- **TASK GOAL**
Pick out each line of the records in which the word "Manage" appears.

- **INFORMATION SUPPLIED**
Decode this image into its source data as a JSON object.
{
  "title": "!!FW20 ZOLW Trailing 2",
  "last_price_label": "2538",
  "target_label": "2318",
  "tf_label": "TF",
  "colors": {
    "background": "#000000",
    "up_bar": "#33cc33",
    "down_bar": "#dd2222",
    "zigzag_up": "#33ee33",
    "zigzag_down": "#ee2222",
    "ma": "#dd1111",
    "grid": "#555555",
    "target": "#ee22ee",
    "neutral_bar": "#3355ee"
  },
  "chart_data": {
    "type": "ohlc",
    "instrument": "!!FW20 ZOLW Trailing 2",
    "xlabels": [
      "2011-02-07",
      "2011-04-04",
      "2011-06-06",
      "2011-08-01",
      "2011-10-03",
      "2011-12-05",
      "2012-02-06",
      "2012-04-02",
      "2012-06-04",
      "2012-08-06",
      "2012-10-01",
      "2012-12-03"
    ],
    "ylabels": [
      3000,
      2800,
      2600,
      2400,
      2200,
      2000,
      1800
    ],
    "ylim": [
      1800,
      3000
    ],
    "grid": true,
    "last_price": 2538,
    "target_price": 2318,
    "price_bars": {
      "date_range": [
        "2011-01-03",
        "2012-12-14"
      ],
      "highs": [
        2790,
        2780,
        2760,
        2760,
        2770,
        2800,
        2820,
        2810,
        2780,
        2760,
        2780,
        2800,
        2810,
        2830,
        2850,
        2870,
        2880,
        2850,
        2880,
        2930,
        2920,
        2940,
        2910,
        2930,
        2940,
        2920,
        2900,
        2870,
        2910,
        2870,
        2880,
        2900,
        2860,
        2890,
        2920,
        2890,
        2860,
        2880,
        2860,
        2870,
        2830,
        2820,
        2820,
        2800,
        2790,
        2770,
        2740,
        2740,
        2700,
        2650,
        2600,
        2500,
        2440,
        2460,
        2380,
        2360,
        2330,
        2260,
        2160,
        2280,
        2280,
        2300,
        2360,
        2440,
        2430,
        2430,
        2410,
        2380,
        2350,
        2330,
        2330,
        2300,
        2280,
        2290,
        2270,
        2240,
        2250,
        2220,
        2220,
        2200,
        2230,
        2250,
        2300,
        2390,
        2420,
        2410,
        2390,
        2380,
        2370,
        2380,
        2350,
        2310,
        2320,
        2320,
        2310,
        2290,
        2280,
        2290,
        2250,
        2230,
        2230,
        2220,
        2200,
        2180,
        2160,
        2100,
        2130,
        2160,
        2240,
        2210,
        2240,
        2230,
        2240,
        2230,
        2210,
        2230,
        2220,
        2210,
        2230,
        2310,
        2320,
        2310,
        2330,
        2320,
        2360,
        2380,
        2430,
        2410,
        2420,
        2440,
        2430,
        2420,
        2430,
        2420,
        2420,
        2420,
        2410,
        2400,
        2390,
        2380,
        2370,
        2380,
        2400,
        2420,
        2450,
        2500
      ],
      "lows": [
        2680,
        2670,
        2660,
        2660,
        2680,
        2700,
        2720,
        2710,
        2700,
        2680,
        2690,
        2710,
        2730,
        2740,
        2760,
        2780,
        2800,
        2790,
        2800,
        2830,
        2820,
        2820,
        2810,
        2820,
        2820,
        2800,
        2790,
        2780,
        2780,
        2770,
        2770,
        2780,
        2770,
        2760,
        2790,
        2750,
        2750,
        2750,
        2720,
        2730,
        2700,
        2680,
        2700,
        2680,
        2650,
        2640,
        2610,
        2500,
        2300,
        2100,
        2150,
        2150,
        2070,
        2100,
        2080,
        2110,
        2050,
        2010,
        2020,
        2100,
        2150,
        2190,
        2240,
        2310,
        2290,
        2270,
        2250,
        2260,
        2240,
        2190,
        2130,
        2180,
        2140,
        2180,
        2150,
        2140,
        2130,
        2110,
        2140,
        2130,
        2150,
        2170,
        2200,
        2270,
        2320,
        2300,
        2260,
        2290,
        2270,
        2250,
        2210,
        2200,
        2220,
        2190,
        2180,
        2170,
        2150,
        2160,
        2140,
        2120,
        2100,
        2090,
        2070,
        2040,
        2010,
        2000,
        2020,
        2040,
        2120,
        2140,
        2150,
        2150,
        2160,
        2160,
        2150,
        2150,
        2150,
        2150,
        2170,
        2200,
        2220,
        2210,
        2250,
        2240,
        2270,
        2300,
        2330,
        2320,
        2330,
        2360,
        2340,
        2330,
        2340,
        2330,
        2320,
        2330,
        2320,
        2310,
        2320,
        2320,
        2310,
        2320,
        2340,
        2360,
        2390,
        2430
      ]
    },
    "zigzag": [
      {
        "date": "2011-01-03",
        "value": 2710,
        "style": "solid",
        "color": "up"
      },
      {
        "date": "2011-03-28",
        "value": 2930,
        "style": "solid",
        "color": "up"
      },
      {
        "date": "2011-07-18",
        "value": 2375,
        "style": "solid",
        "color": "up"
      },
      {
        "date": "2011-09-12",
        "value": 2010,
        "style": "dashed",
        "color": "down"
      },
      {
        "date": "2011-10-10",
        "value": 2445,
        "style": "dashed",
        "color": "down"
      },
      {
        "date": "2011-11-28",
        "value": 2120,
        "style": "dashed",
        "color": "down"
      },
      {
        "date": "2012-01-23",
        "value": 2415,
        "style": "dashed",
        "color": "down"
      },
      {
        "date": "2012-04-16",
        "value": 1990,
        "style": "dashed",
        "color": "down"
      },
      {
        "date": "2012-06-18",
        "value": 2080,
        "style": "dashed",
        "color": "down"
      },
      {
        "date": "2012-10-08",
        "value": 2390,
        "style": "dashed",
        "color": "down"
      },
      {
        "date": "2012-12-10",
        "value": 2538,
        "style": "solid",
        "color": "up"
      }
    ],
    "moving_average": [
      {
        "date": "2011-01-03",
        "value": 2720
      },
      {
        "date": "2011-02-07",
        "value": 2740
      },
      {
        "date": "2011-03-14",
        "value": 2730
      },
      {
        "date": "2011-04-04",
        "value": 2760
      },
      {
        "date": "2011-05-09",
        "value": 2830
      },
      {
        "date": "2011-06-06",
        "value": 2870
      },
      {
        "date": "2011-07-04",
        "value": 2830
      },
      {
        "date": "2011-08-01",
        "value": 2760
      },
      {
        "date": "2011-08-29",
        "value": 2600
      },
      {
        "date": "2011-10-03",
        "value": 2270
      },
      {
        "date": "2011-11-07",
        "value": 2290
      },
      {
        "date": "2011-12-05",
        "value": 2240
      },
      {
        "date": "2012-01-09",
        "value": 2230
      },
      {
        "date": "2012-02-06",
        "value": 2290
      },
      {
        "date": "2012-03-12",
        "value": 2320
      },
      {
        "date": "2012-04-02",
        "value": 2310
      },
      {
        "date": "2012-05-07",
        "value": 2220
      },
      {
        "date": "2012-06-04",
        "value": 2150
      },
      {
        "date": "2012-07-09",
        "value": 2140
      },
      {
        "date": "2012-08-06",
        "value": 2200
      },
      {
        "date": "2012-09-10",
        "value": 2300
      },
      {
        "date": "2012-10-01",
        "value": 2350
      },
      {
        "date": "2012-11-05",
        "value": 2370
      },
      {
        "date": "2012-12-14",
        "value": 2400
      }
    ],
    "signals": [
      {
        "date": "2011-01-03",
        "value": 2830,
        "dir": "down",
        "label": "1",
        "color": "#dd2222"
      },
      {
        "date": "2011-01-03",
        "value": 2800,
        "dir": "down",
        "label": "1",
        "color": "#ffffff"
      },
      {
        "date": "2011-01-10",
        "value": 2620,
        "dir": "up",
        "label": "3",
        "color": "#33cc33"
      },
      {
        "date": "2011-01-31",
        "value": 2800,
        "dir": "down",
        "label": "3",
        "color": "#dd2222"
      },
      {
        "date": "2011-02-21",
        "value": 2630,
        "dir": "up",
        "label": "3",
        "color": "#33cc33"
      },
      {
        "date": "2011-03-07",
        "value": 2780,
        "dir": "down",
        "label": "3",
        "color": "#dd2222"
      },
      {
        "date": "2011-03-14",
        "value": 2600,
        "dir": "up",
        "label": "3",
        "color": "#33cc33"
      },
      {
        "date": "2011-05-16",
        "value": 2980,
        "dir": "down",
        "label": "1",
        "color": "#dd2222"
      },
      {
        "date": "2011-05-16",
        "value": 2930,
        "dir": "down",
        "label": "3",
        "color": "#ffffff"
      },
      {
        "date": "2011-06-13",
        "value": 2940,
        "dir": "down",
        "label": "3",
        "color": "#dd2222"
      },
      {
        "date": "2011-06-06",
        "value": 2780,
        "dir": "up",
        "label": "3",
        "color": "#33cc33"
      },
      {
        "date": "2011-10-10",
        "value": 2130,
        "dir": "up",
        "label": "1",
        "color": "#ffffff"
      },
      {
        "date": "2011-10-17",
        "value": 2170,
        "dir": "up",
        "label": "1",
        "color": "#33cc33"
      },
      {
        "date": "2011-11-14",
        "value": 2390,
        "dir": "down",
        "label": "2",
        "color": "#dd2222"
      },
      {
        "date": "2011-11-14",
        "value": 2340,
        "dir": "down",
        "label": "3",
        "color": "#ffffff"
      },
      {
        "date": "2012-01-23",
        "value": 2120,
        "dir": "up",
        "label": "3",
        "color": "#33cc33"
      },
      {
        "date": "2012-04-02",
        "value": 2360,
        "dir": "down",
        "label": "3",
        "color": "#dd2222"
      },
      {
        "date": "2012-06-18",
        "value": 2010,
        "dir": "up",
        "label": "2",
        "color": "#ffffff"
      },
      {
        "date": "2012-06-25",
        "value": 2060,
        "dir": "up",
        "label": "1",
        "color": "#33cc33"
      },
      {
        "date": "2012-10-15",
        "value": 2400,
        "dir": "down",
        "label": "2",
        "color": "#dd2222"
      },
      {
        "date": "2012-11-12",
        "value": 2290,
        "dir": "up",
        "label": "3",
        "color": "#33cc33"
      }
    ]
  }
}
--
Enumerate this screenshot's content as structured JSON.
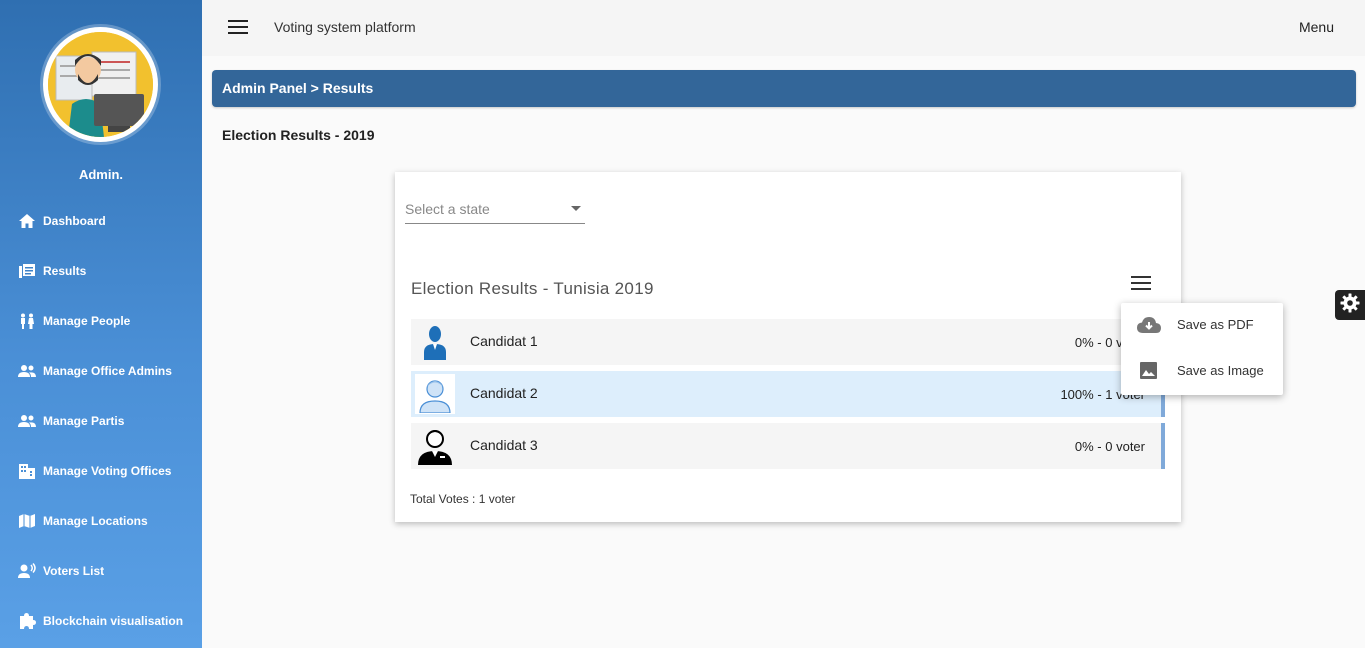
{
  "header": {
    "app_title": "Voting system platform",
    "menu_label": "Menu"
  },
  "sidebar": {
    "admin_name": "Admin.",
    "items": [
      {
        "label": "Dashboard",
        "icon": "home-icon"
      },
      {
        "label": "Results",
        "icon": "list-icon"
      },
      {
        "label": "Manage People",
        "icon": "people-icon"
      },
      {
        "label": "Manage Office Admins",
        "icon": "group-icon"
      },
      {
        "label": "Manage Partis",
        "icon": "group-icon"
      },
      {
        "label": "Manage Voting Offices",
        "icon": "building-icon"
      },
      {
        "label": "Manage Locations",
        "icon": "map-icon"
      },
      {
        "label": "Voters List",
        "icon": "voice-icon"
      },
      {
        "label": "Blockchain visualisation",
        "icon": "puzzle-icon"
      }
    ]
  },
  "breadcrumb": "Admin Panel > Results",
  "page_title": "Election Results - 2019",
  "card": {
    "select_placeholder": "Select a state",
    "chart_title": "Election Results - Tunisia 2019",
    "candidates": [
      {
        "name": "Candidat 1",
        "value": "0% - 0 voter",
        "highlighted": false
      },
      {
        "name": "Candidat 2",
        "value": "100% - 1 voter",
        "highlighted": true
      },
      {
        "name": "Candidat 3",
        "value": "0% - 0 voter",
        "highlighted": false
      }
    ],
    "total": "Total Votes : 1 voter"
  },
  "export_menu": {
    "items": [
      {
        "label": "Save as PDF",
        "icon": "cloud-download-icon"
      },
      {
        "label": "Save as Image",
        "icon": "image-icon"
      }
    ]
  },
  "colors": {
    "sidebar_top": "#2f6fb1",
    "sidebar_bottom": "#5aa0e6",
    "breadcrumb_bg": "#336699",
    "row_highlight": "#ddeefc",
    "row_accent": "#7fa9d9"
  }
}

- **SOLUTION TO THIS EXERCISE**
        "label": "Manage People",
        "label": "Manage Office Admins",
        "label": "Manage Partis",
        "label": "Manage Voting Offices",
        "label": "Manage Locations",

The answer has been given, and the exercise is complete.